__Task instructions__.
Each of the entries below needs to be given again exactly.

__Records provided__.
=== Begin Enclosure ===

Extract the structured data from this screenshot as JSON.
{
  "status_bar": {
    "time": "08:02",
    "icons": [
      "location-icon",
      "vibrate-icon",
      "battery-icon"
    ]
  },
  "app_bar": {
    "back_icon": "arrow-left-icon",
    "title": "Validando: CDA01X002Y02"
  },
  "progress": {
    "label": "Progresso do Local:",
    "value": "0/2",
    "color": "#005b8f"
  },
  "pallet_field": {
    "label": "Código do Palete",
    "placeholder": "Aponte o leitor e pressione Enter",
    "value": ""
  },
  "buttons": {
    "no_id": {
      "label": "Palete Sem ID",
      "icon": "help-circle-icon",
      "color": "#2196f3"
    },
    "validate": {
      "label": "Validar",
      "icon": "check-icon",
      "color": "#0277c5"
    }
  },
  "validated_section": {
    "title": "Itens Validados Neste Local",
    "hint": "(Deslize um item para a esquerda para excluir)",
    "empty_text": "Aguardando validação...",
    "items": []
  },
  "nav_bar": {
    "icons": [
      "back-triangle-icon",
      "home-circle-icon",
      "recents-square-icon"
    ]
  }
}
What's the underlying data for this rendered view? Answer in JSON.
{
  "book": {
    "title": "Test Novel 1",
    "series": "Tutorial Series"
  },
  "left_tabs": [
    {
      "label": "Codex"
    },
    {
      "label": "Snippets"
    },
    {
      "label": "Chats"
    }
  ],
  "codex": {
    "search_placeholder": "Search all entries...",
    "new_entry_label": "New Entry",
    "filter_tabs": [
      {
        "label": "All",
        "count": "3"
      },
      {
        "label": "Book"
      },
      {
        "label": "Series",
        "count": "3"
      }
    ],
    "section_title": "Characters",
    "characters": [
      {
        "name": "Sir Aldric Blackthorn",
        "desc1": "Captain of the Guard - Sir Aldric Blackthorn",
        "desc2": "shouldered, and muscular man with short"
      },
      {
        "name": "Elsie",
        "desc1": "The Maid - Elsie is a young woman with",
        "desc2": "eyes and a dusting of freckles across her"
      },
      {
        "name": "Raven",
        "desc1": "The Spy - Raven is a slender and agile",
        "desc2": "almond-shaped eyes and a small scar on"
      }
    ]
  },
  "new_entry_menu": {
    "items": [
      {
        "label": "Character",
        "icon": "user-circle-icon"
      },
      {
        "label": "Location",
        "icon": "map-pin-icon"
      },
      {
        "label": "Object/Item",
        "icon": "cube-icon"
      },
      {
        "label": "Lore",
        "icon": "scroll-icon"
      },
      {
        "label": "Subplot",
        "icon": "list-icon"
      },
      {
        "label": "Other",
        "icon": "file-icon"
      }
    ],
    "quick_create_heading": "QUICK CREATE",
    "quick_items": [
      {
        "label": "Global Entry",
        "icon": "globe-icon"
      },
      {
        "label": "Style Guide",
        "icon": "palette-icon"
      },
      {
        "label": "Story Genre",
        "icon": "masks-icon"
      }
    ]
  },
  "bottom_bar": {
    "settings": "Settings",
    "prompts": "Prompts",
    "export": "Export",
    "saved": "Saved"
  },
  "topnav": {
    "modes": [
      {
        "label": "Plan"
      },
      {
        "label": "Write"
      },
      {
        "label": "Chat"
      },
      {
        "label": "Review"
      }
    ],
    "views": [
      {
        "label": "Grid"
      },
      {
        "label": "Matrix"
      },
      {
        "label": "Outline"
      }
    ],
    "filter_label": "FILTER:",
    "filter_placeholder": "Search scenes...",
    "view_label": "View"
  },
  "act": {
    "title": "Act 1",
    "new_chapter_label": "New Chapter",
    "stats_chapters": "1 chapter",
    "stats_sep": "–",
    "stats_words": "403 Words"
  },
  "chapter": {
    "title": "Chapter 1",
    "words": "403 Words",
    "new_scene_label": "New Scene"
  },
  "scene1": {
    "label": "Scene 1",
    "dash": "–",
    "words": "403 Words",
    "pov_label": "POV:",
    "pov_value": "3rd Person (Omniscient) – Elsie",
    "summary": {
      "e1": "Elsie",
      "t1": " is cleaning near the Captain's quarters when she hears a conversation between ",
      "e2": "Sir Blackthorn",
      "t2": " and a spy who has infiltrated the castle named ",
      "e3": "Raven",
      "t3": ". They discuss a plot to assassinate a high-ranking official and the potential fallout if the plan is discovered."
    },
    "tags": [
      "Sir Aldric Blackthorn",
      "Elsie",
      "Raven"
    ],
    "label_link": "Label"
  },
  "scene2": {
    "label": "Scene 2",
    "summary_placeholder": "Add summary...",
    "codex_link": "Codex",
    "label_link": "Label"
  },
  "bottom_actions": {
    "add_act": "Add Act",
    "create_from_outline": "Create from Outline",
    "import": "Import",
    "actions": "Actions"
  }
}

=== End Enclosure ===

__Completed task__.
Extract the structured data from this screenshot as JSON.
{
  "status_bar": {
    "time": "08:02",
    "icons": [
      "location-icon",
      "vibrate-icon",
      "battery-icon"
    ]
  },
  "app_bar": {
    "back_icon": "arrow-left-icon",
    "title": "Validando: CDA01X002Y02"
  },
  "progress": {
    "label": "Progresso do Local:",
    "value": "0/2",
    "color": "#005b8f"
  },
  "pallet_field": {
    "label": "Código do Palete",
    "placeholder": "Aponte o leitor e pressione Enter",
    "value": ""
  },
  "buttons": {
    "no_id": {
      "label": "Palete Sem ID",
      "icon": "help-circle-icon",
      "color": "#2196f3"
    },
    "validate": {
      "label": "Validar",
      "icon": "check-icon",
      "color": "#0277c5"
    }
  },
  "validated_section": {
    "title": "Itens Validados Neste Local",
    "hint": "(Deslize um item para a esquerda para excluir)",
    "empty_text": "Aguardando validação...",
    "items": []
  },
  "nav_bar": {
    "icons": [
      "back-triangle-icon",
      "home-circle-icon",
      "recents-square-icon"
    ]
  }
}
What's the underlying data for this rendered view? Answer in JSON.
{
  "book": {
    "title": "Test Novel 1",
    "series": "Tutorial Series"
  },
  "left_tabs": [
    {
      "label": "Codex"
    },
    {
      "label": "Snippets"
    },
    {
      "label": "Chats"
    }
  ],
  "codex": {
    "search_placeholder": "Search all entries...",
    "new_entry_label": "New Entry",
    "filter_tabs": [
      {
        "label": "All",
        "count": "3"
      },
      {
        "label": "Book"
      },
      {
        "label": "Series",
        "count": "3"
      }
    ],
    "section_title": "Characters",
    "characters": [
      {
        "name": "Sir Aldric Blackthorn",
        "desc1": "Captain of the Guard - Sir Aldric Blackthorn",
        "desc2": "shouldered, and muscular man with short"
      },
      {
        "name": "Elsie",
        "desc1": "The Maid - Elsie is a young woman with",
        "desc2": "eyes and a dusting of freckles across her"
      },
      {
        "name": "Raven",
        "desc1": "The Spy - Raven is a slender and agile",
        "desc2": "almond-shaped eyes and a small scar on"
      }
    ]
  },
  "new_entry_menu": {
    "items": [
      {
        "label": "Character",
        "icon": "user-circle-icon"
      },
      {
        "label": "Location",
        "icon": "map-pin-icon"
      },
      {
        "label": "Object/Item",
        "icon": "cube-icon"
      },
      {
        "label": "Lore",
        "icon": "scroll-icon"
      },
      {
        "label": "Subplot",
        "icon": "list-icon"
      },
      {
        "label": "Other",
        "icon": "file-icon"
      }
    ],
    "quick_create_heading": "QUICK CREATE",
    "quick_items": [
      {
        "label": "Global Entry",
        "icon": "globe-icon"
      },
      {
        "label": "Style Guide",
        "icon": "palette-icon"
      },
      {
        "label": "Story Genre",
        "icon": "masks-icon"
      }
    ]
  },
  "bottom_bar": {
    "settings": "Settings",
    "prompts": "Prompts",
    "export": "Export",
    "saved": "Saved"
  },
  "topnav": {
    "modes": [
      {
        "label": "Plan"
      },
      {
        "label": "Write"
      },
      {
        "label": "Chat"
      },
      {
        "label": "Review"
      }
    ],
    "views": [
      {
        "label": "Grid"
      },
      {
        "label": "Matrix"
      },
      {
        "label": "Outline"
      }
    ],
    "filter_label": "FILTER:",
    "filter_placeholder": "Search scenes...",
    "view_label": "View"
  },
  "act": {
    "title": "Act 1",
    "new_chapter_label": "New Chapter",
    "stats_chapters": "1 chapter",
    "stats_sep": "–",
    "stats_words": "403 Words"
  },
  "chapter": {
    "title": "Chapter 1",
    "words": "403 Words",
    "new_scene_label": "New Scene"
  },
  "scene1": {
    "label": "Scene 1",
    "dash": "–",
    "words": "403 Words",
    "pov_label": "POV:",
    "pov_value": "3rd Person (Omniscient) – Elsie",
    "summary": {
      "e1": "Elsie",
      "t1": " is cleaning near the Captain's quarters when she hears a conversation between ",
      "e2": "Sir Blackthorn",
      "t2": " and a spy who has infiltrated the castle named ",
      "e3": "Raven",
      "t3": ". They discuss a plot to assassinate a high-ranking official and the potential fallout if the plan is discovered."
    },
    "tags": [
      "Sir Aldric Blackthorn",
      "Elsie",
      "Raven"
    ],
    "label_link": "Label"
  },
  "scene2": {
    "label": "Scene 2",
    "summary_placeholder": "Add summary...",
    "codex_link": "Codex",
    "label_link": "Label"
  },
  "bottom_actions": {
    "add_act": "Add Act",
    "create_from_outline": "Create from Outline",
    "import": "Import",
    "actions": "Actions"
  }
}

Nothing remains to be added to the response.